Click here to read about roundabouts in Minnesota.
by Joni Astrup
The finishing touches have been put on Elk River’s first roundabout.
Located at the intersection of Railroad Drive, Irving Avenue and Third Street near the old post office, the roundabout has been open but final striping and sign placement were not completed until Tuesday. No opening ceremony is planned, according to Elk River City Engineer Justin Femrite.
The new roundabout is designed as a “mini” roundabout, which provides for a smaller footprint while still accommodating larger trucks and buses, he said.
Femrite said it’s still a little early to tell how the roundabout will be received by the motoring public. All of the feedback so far has been around a project that was still under construction and not fully complete, he said.
“As expected with introducing any new concept in the city, so far we have had both positive and negative reviews of the new intersection,” he said.

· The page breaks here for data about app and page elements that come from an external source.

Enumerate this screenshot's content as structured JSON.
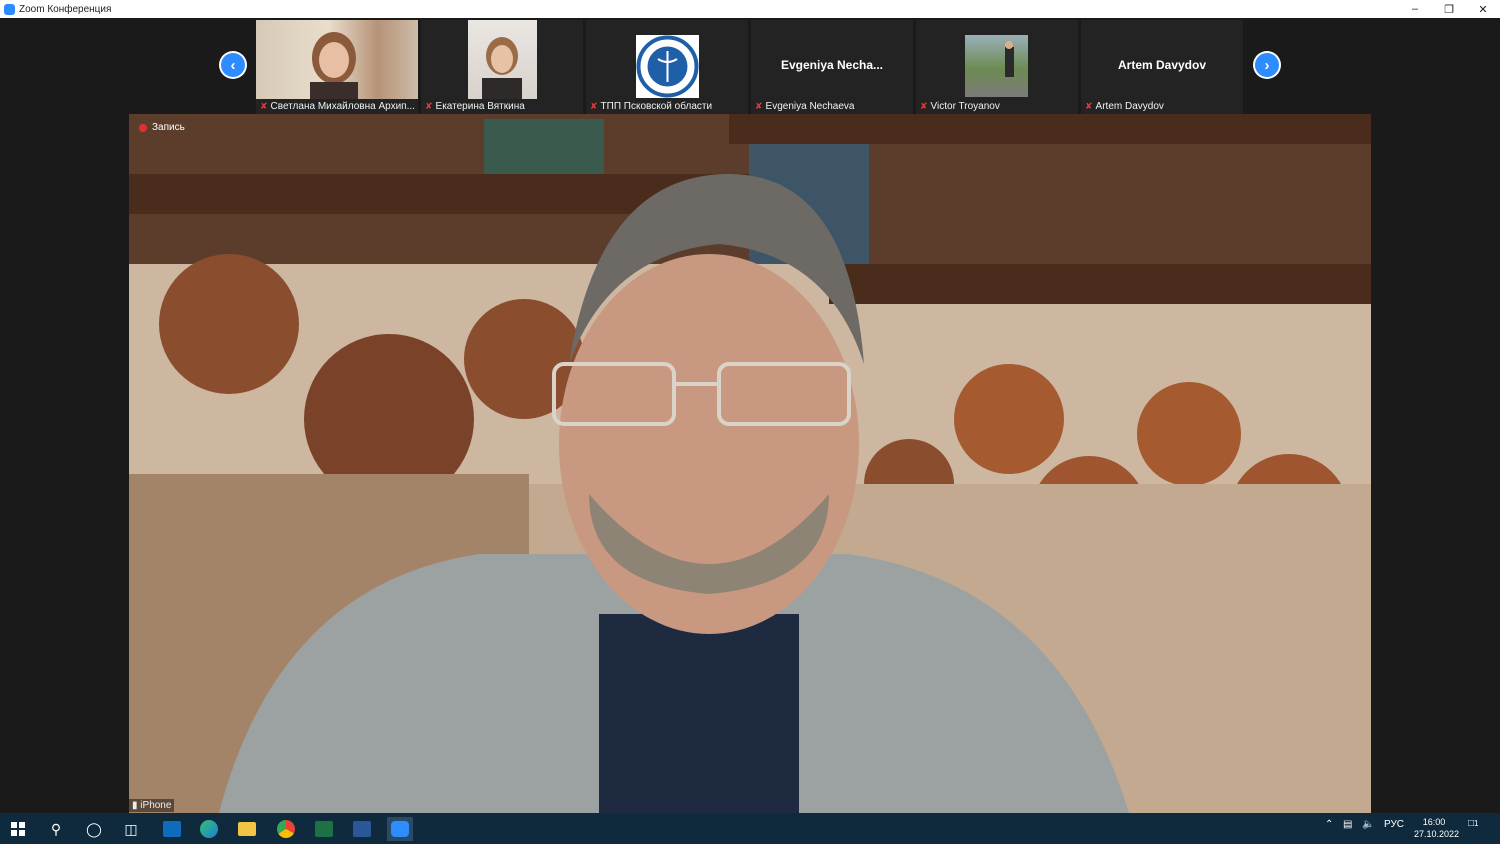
{
  "window": {
    "title": "Zoom Конференция"
  },
  "participants": [
    {
      "name": "Светлана Михайловна Архип...",
      "display": ""
    },
    {
      "name": "Екатерина Вяткина",
      "display": ""
    },
    {
      "name": "ТПП Псковской области",
      "display": ""
    },
    {
      "name": "Evgeniya Nechaeva",
      "display": "Evgeniya  Necha..."
    },
    {
      "name": "Victor Troyanov",
      "display": ""
    },
    {
      "name": "Artem Davydov",
      "display": "Artem Davydov"
    }
  ],
  "main_video": {
    "recording_label": "Запись",
    "device_label": "iPhone"
  },
  "taskbar": {
    "language": "РУС",
    "time": "16:00",
    "date": "27.10.2022",
    "notification_count": "1"
  },
  "colors": {
    "accent": "#2d8cff",
    "mic_muted": "#e23b3b",
    "recording": "#e03131",
    "taskbar": "#0f2a3c"
  }
}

Here are Femrite’s answers to three questions about the new roundabout.
Why did the city of Elk River put in a roundabout there?
“This intersection was selected for the placement of a roundabout because of the challenging geometric layout of all the streets intersecting there. The previous layout of the intersection included numerous vehicle conflict points and did not meet today’s design standards for safe control of vehicle movements. An alternative layout of a four-way stop intersection was evaluated during the preliminary design process but ultimately the roundabout was selected as a preferred option. A roundabout moves traffic in a safer and more efficient manner than a four -way stop intersection. “
What was the cost of the Elk River roundabout?
“$13,500 of our $3.2 million street improvement project in the area was invested in the roundabout. If the roundabout were to have been completed as a stand-alone project the costs would have been far higher. Since we were already replacing the curb, sidewalk and bituminous pavement with our street reconstruction project it was the best time to most cost effectively incorporate the roundabout.”
Do you have plans for any more roundabouts?
“A number of our planning documents identify future roundabouts at certain locations in the city, but we are not working on final design of any additional ones at this time.”
Sherburne County Public Works Director John Menter said there are no other roundabouts in the county and there currently are no plans for any.
They are, however, a very good idea in specific circumstances, he said.
One situation where roundabouts have been effective is at intersections with two-way stop signs, such as where a county road crosses a highway, he said.
“They significantly reduce, if not almost eliminate, the possibility for fatal crashes,” he said. “They are a safe alternative to a traffic signal.”
Menter said he looked at a roundabout in Scott County several years ago and has navigated one in Princeton several times, which he feels it has improved traffic flow.
“There are certain things that are key to making a successful roundabout like having adequate area and having decent turning radiuses particulaly for truck traffic. But if you can design and construct them correctly, I think they’re a really good idea,” he said.
City has roundabout brochure and blog
Elk River has produced a brochure, “Tips on How to Navigate Elk River’s New Roundabout. “
It is available online at www.elkrivermn.gov/CivicAlerts.aspx?AID=56
Copies of the brochure are also available at Elk River City Hall, 13065 Orono Parkway, for those who cannot access it on the internet.
The city also has a blog about the roundabout at www.elkrivermn.gov/CommunityVoice/